PURPOSE: To compare baseline neurocognitive performance and symptom scores in group versus individual administration settings in NCAA division 1 collegiate student-athletes.

METHODS: 260 student-athletes completed two ImPACT baseline tests, test 1 was completed when they entered as first-year students or transfers and test 2 was completed this past summer. Of these participants, 205 athletes took test 1 individually and 55 participants took it in a group setting. All student-athletes took test 2 in a group setting. 21 of the 260 student-athletes had a diagnosis of ADHD. A 2 (time) x 2 (environment) x 2 (ADHD) Multivariate ANOVA was conducted.
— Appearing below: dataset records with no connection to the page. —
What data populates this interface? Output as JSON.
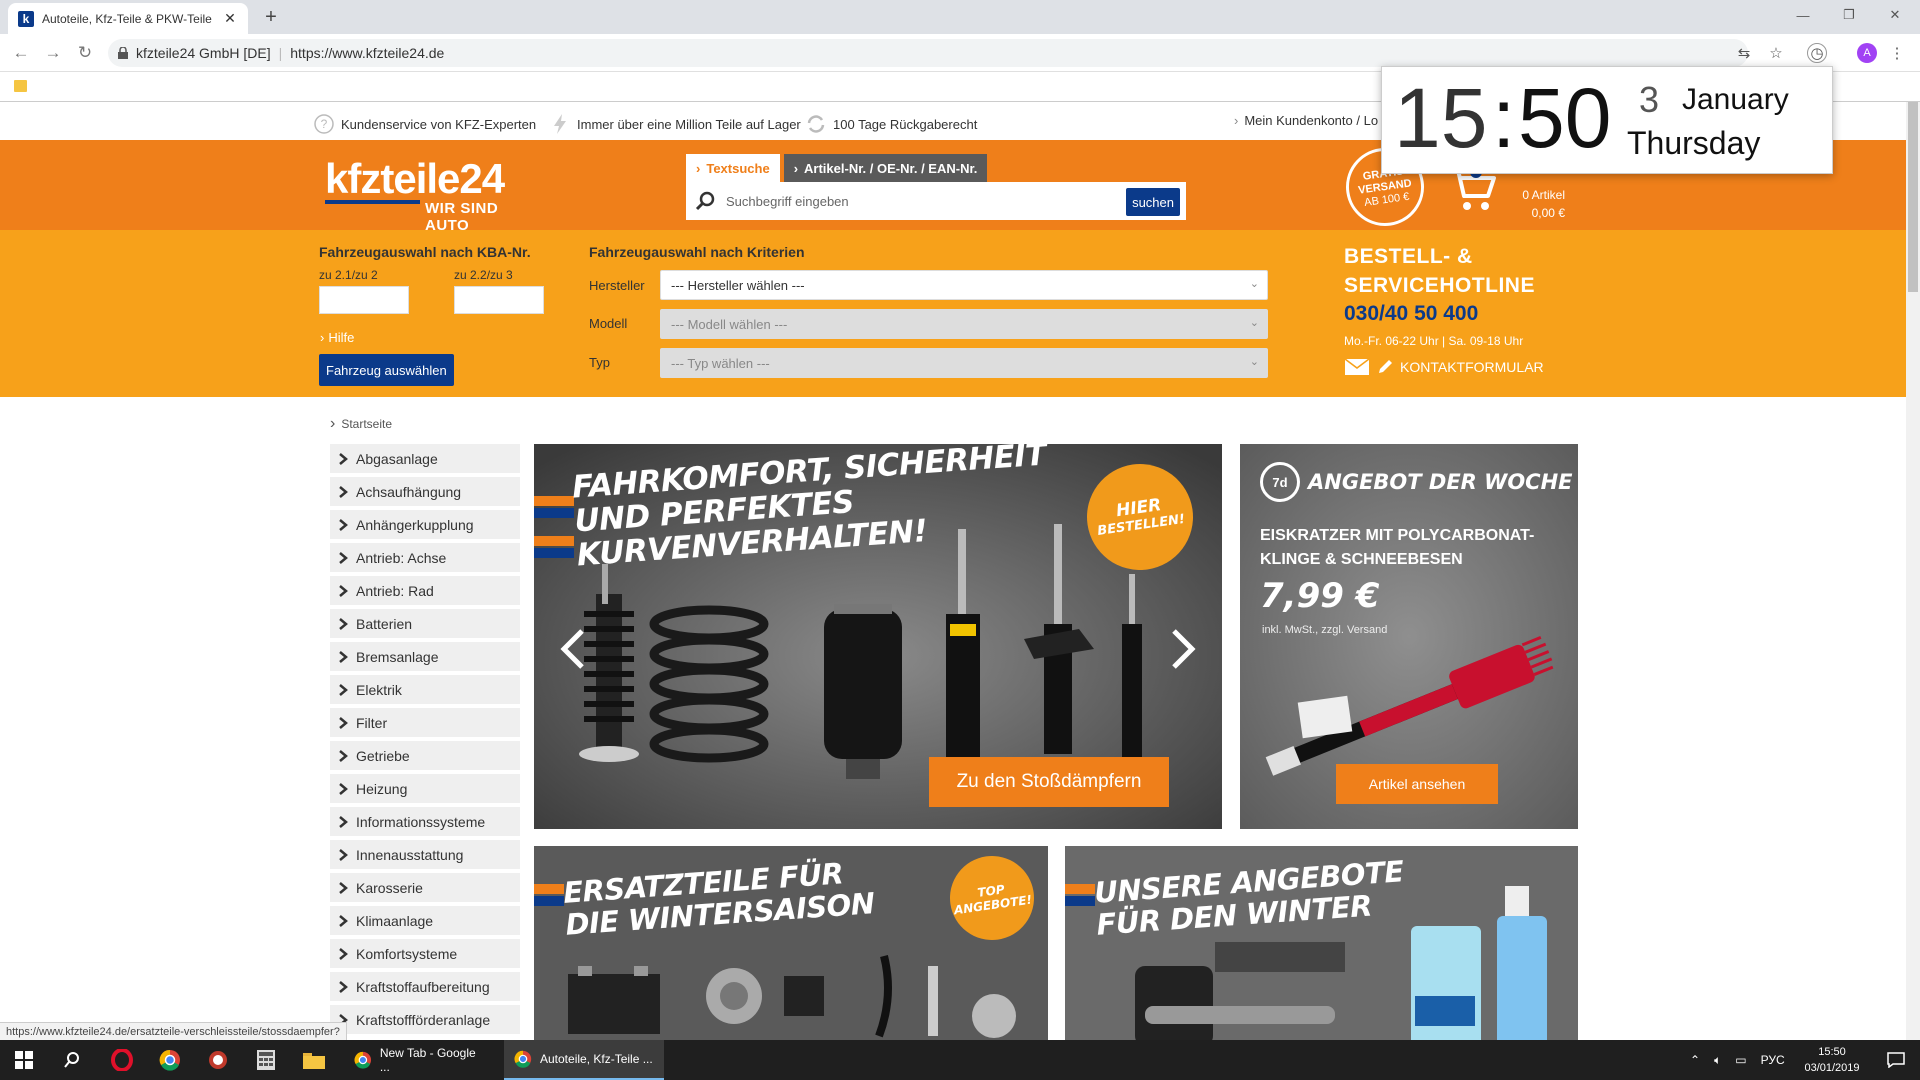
{
  "browser": {
    "tab_title": "Autoteile, Kfz-Teile & PKW-Teile",
    "tab_favicon_letter": "k",
    "site_name": "kfzteile24 GmbH [DE]",
    "url": "https://www.kfzteile24.de",
    "avatar_letter": "A"
  },
  "infobar": {
    "items": [
      {
        "label": "Kundenservice von KFZ-Experten",
        "icon": "question-icon"
      },
      {
        "label": "Immer über eine Million Teile auf Lager",
        "icon": "lightning-icon"
      },
      {
        "label": "100 Tage Rückgaberecht",
        "icon": "return-arrows-icon"
      }
    ],
    "account_label": "Mein Kundenkonto / Lo"
  },
  "header": {
    "logo_text": "kfzteile24",
    "logo_slogan": "WIR SIND AUTO",
    "search_tabs": [
      "Textsuche",
      "Artikel-Nr. / OE-Nr. / EAN-Nr."
    ],
    "search_placeholder": "Suchbegriff eingeben",
    "search_button": "suchen",
    "shipping_badge": [
      "GRATIS",
      "VERSAND",
      "AB 100 €"
    ],
    "cart_items": "0 Artikel",
    "cart_total": "0,00 €"
  },
  "vehicle": {
    "kba_title": "Fahrzeugauswahl nach KBA-Nr.",
    "kba_label_1": "zu 2.1/zu 2",
    "kba_label_2": "zu 2.2/zu 3",
    "help_link": "Hilfe",
    "select_button": "Fahrzeug auswählen",
    "criteria_title": "Fahrzeugauswahl nach Kriterien",
    "fields": [
      {
        "label": "Hersteller",
        "value": "--- Hersteller wählen ---"
      },
      {
        "label": "Modell",
        "value": "--- Modell wählen ---"
      },
      {
        "label": "Typ",
        "value": "--- Typ wählen ---"
      }
    ],
    "hotline_title_1": "BESTELL- &",
    "hotline_title_2": "SERVICEHOTLINE",
    "hotline_number": "030/40 50 400",
    "hotline_hours": "Mo.-Fr. 06-22 Uhr | Sa. 09-18 Uhr",
    "contact_link": "KONTAKTFORMULAR"
  },
  "breadcrumb": "Startseite",
  "sidebar": {
    "items": [
      "Abgasanlage",
      "Achsaufhängung",
      "Anhängerkupplung",
      "Antrieb: Achse",
      "Antrieb: Rad",
      "Batterien",
      "Bremsanlage",
      "Elektrik",
      "Filter",
      "Getriebe",
      "Heizung",
      "Informationssysteme",
      "Innenausstattung",
      "Karosserie",
      "Klimaanlage",
      "Komfortsysteme",
      "Kraftstoffaufbereitung",
      "Kraftstoffförderanlage"
    ]
  },
  "hero": {
    "line1": "FAHRKOMFORT, SICHERHEIT",
    "line2": "UND PERFEKTES",
    "line3": "KURVENVERHALTEN!",
    "badge_1": "HIER",
    "badge_2": "BESTELLEN!",
    "button": "Zu den Stoßdämpfern"
  },
  "offer": {
    "badge": "7d",
    "heading": "ANGEBOT DER WOCHE",
    "title_1": "EISKRATZER MIT POLYCARBONAT-",
    "title_2": "KLINGE & SCHNEEBESEN",
    "price": "7,99 €",
    "note": "inkl. MwSt., zzgl. Versand",
    "button": "Artikel ansehen"
  },
  "promo1": {
    "line1": "ERSATZTEILE FÜR",
    "line2": "DIE WINTERSAISON",
    "badge_1": "TOP",
    "badge_2": "ANGEBOTE!"
  },
  "promo2": {
    "line1": "UNSERE ANGEBOTE",
    "line2": "FÜR DEN WINTER"
  },
  "clock_widget": {
    "hours": "15",
    "minutes": "50",
    "day": "3",
    "month": "January",
    "weekday": "Thursday"
  },
  "status_url": "https://www.kfzteile24.de/ersatzteile-verschleissteile/stossdaempfer?",
  "taskbar": {
    "apps": [
      {
        "label": "New Tab - Google ...",
        "active": false
      },
      {
        "label": "Autoteile, Kfz-Teile ...",
        "active": true
      }
    ],
    "lang": "РУС",
    "time": "15:50",
    "date": "03/01/2019"
  },
  "colors": {
    "brand_orange": "#ef7f1a",
    "light_orange": "#f7a11a",
    "brand_blue": "#0b3a8a"
  }
}
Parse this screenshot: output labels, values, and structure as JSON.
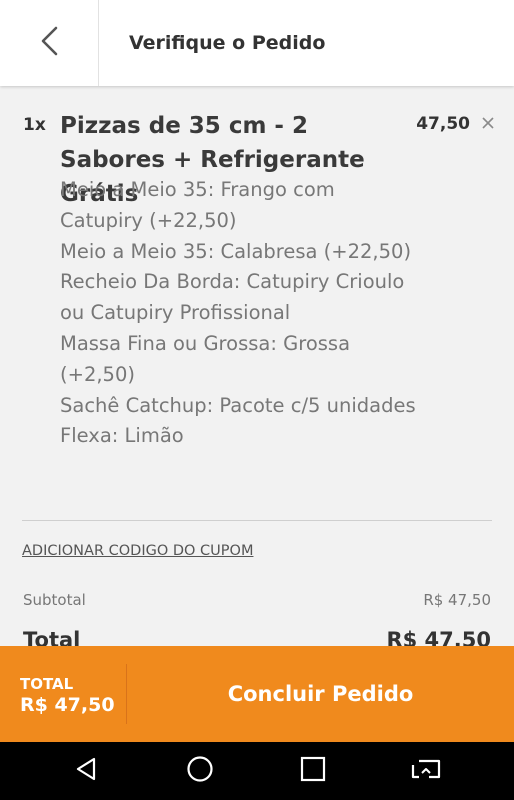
{
  "header": {
    "title": "Verifique o Pedido",
    "back_icon": "chevron-left-icon"
  },
  "item": {
    "quantity": "1x",
    "name": "Pizzas de 35 cm - 2 Sabores + Refrigerante Grátis",
    "price": "47,50",
    "remove_icon": "close-icon",
    "options": [
      "Meio a Meio 35: Frango com Catupiry (+22,50)",
      "Meio a Meio 35: Calabresa (+22,50)",
      "Recheio Da Borda: Catupiry Crioulo ou Catupiry Profissional",
      "Massa Fina ou Grossa: Grossa (+2,50)",
      "Sachê Catchup: Pacote c/5 unidades",
      "Flexa: Limão"
    ]
  },
  "coupon": {
    "label": "ADICIONAR CODIGO DO CUPOM"
  },
  "summary": {
    "subtotal_label": "Subtotal",
    "subtotal_value": "R$ 47,50",
    "total_label": "Total",
    "total_value": "R$ 47,50"
  },
  "footer": {
    "total_label": "TOTAL",
    "total_value": "R$ 47,50",
    "confirm_label": "Concluir Pedido"
  },
  "colors": {
    "accent": "#f08a1d",
    "header_bg": "#ffffff",
    "page_bg": "#f2f2f2",
    "navbar_bg": "#000000"
  },
  "navbar": {
    "icons": [
      "back-triangle-icon",
      "home-circle-icon",
      "recents-square-icon",
      "screen-cast-icon"
    ]
  }
}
Time (test 1 and test 2) was within subjects and Environment at test 1 (individual and group) and ADHD (yes or no) were between subject variables.

RESULTS: There was a significant increase in total number of symptoms reported when participants went from individual testing to group testing (p<0.05). Time x Environment Interaction for visual memory (p<0.05) with scores increasing from test 1 to 2 if in the group setting for both, but staying the same if in the individual setting for test 1. A similar effect was found for visual motor processing speed (p<0.05). Participants with ADHD performed worse on all measures no matter the setting (p<0.05). Symptom scores significantly differed for ADHD participants depending on the setting (p<0.05).

CONCLUSIONS: A group setting has inherent distractions and seems to influence performance on visual memory, visual motor processing speed and symptom scores. Student-athletes with ADHD may be more affected by these distractions. This should be considered in baseline concussion testing and interpreting post-injury neurocognitive performance.

© 2018 American College of Sports Medicine